- Opening Delimiter -

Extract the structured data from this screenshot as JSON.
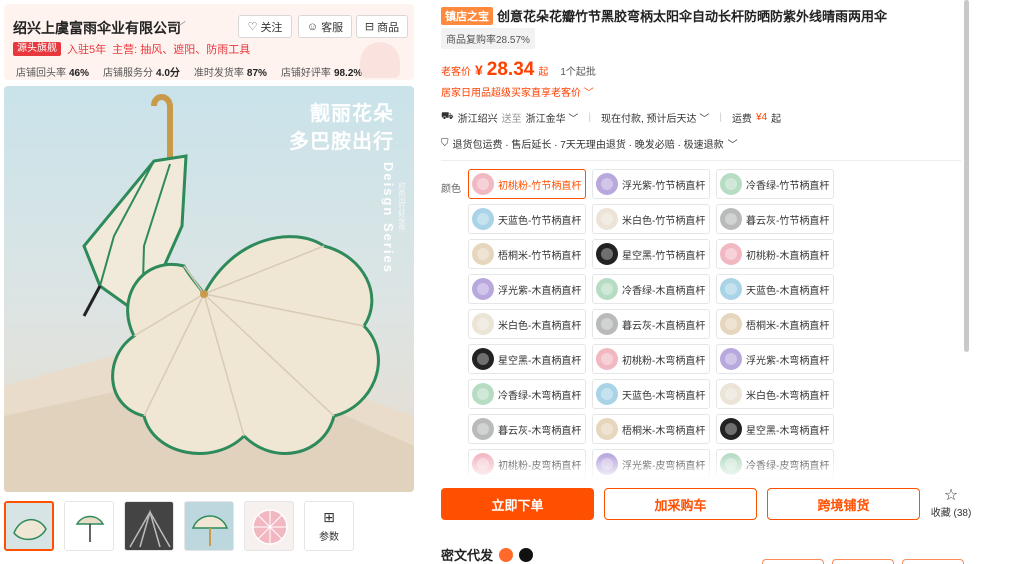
{
  "shop": {
    "name": "绍兴上虞富雨伞业有限公司",
    "follow_label": "关注",
    "service_label": "客服",
    "store_label": "商品",
    "badge": "源头旗舰",
    "years": "入驻5年",
    "main_products": "主营: 抽风、遮阳、防雨工具",
    "stats": [
      {
        "label": "店铺回头率",
        "value": "46%"
      },
      {
        "label": "店铺服务分",
        "value": "4.0分"
      },
      {
        "label": "准时发货率",
        "value": "87%"
      },
      {
        "label": "店铺好评率",
        "value": "98.2%"
      }
    ]
  },
  "main_image": {
    "headline_1": "靓丽花朵",
    "headline_2": "多巴胺出行",
    "series_text": "Deisgn Series",
    "series_sub": "时尚出行好伙伴"
  },
  "thumbnails": {
    "params_label": "参数"
  },
  "product": {
    "store_badge": "镇店之宝",
    "title": "创意花朵花瓣竹节黑胶弯柄太阳伞自动长杆防晒防紫外线晴雨两用伞",
    "repurchase": "商品复购率28.57%",
    "price_label": "老客价",
    "currency": "¥",
    "price": "28.34",
    "price_unit": "起",
    "min_order": "1个起批",
    "promo": "居家日用品超级买家直享老客价",
    "ship_from": "浙江绍兴",
    "ship_to_label": "送至",
    "ship_to": "浙江金华",
    "ship_time": "现在付款, 预计后天达",
    "freight_label": "运费",
    "freight": "¥4",
    "freight_unit": "起",
    "services": "退货包运费 · 售后延长 · 7天无理由退货 · 晚发必赔 · 极速退款",
    "color_label": "颜色"
  },
  "colors": [
    {
      "label": "初桃粉-竹节柄直杆",
      "color": "#f2b8c2",
      "selected": true
    },
    {
      "label": "浮光紫-竹节柄直杆",
      "color": "#b9a8dd"
    },
    {
      "label": "冷香绿-竹节柄直杆",
      "color": "#b7dcc4"
    },
    {
      "label": "天蓝色-竹节柄直杆",
      "color": "#a9d3e6"
    },
    {
      "label": "米白色-竹节柄直杆",
      "color": "#ece4d6"
    },
    {
      "label": "暮云灰-竹节柄直杆",
      "color": "#b9babb"
    },
    {
      "label": "梧桐米-竹节柄直杆",
      "color": "#e6d6bd"
    },
    {
      "label": "星空黑-竹节柄直杆",
      "color": "#222222"
    },
    {
      "label": "初桃粉-木直柄直杆",
      "color": "#f2b8c2"
    },
    {
      "label": "浮光紫-木直柄直杆",
      "color": "#b9a8dd"
    },
    {
      "label": "冷香绿-木直柄直杆",
      "color": "#b7dcc4"
    },
    {
      "label": "天蓝色-木直柄直杆",
      "color": "#a9d3e6"
    },
    {
      "label": "米白色-木直柄直杆",
      "color": "#ece4d6"
    },
    {
      "label": "暮云灰-木直柄直杆",
      "color": "#b9babb"
    },
    {
      "label": "梧桐米-木直柄直杆",
      "color": "#e6d6bd"
    },
    {
      "label": "星空黑-木直柄直杆",
      "color": "#222222"
    },
    {
      "label": "初桃粉-木弯柄直杆",
      "color": "#f2b8c2"
    },
    {
      "label": "浮光紫-木弯柄直杆",
      "color": "#b9a8dd"
    },
    {
      "label": "冷香绿-木弯柄直杆",
      "color": "#b7dcc4"
    },
    {
      "label": "天蓝色-木弯柄直杆",
      "color": "#a9d3e6"
    },
    {
      "label": "米白色-木弯柄直杆",
      "color": "#ece4d6"
    },
    {
      "label": "暮云灰-木弯柄直杆",
      "color": "#b9babb"
    },
    {
      "label": "梧桐米-木弯柄直杆",
      "color": "#e6d6bd"
    },
    {
      "label": "星空黑-木弯柄直杆",
      "color": "#222222"
    },
    {
      "label": "初桃粉-皮弯柄直杆",
      "color": "#f2b8c2"
    },
    {
      "label": "浮光紫-皮弯柄直杆",
      "color": "#b9a8dd"
    },
    {
      "label": "冷香绿-皮弯柄直杆",
      "color": "#b7dcc4"
    }
  ],
  "actions": {
    "buy": "立即下单",
    "cart": "加采购车",
    "cross_border": "跨境铺货",
    "favorite_label": "收藏",
    "favorite_count": "(38)"
  },
  "bottom": {
    "title": "密文代发"
  },
  "theme": {
    "accent": "#ff4f00",
    "highlight": "#ff5000"
  }
}
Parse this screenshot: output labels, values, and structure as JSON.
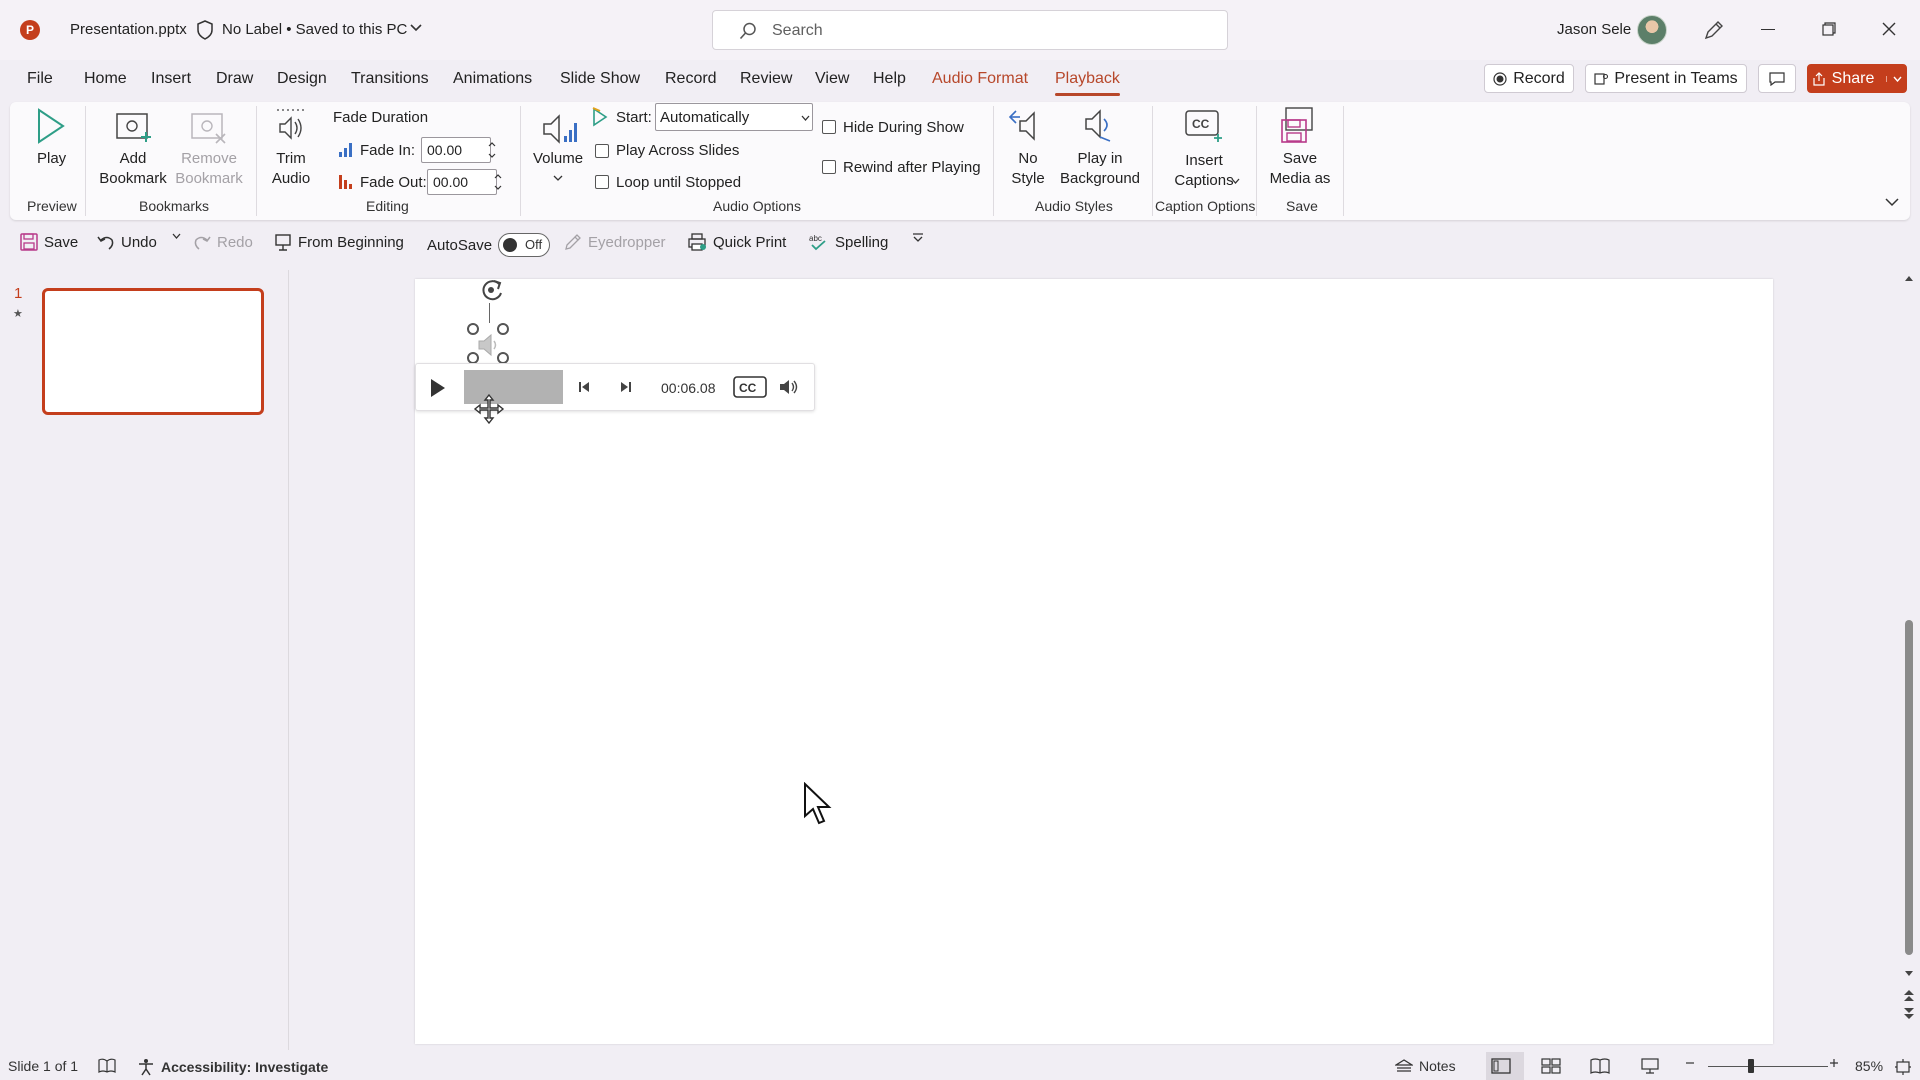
{
  "titlebar": {
    "file_name": "Presentation.pptx",
    "label_status": "No Label • Saved to this PC",
    "search_placeholder": "Search",
    "user_name": "Jason Sele"
  },
  "tabs": [
    "File",
    "Home",
    "Insert",
    "Draw",
    "Design",
    "Transitions",
    "Animations",
    "Slide Show",
    "Record",
    "Review",
    "View",
    "Help",
    "Audio Format",
    "Playback"
  ],
  "active_tab": "Playback",
  "header_buttons": {
    "record": "Record",
    "present_in_teams": "Present in Teams",
    "share": "Share"
  },
  "ribbon": {
    "preview": {
      "play": "Play",
      "group": "Preview"
    },
    "bookmarks": {
      "add_line1": "Add",
      "add_line2": "Bookmark",
      "remove_line1": "Remove",
      "remove_line2": "Bookmark",
      "group": "Bookmarks"
    },
    "editing": {
      "trim_line1": "Trim",
      "trim_line2": "Audio",
      "fade_duration": "Fade Duration",
      "fade_in_label": "Fade In:",
      "fade_in_value": "00.00",
      "fade_out_label": "Fade Out:",
      "fade_out_value": "00.00",
      "group": "Editing"
    },
    "audio_options": {
      "volume": "Volume",
      "start_label": "Start:",
      "start_value": "Automatically",
      "play_across_slides": "Play Across Slides",
      "loop_until_stopped": "Loop until Stopped",
      "hide_during_show": "Hide During Show",
      "rewind_after_playing": "Rewind after Playing",
      "group": "Audio Options"
    },
    "audio_styles": {
      "no_style_line1": "No",
      "no_style_line2": "Style",
      "play_bg_line1": "Play in",
      "play_bg_line2": "Background",
      "group": "Audio Styles"
    },
    "caption_options": {
      "insert_line1": "Insert",
      "insert_line2": "Captions",
      "group": "Caption Options"
    },
    "save": {
      "save_media_line1": "Save",
      "save_media_line2": "Media as",
      "group": "Save"
    }
  },
  "qat": {
    "save": "Save",
    "undo": "Undo",
    "redo": "Redo",
    "from_beginning": "From Beginning",
    "autosave": "AutoSave",
    "autosave_state": "Off",
    "eyedropper": "Eyedropper",
    "quick_print": "Quick Print",
    "spelling": "Spelling"
  },
  "thumbnails": {
    "slide_number": "1"
  },
  "media_player": {
    "time": "00:06.08"
  },
  "statusbar": {
    "slide_info": "Slide 1 of 1",
    "accessibility": "Accessibility: Investigate",
    "notes": "Notes",
    "zoom": "85%"
  },
  "colors": {
    "accent": "#c43e1c",
    "context_tab": "#b7472a"
  }
}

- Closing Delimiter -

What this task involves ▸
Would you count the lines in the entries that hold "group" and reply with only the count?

Result of this task ▸
7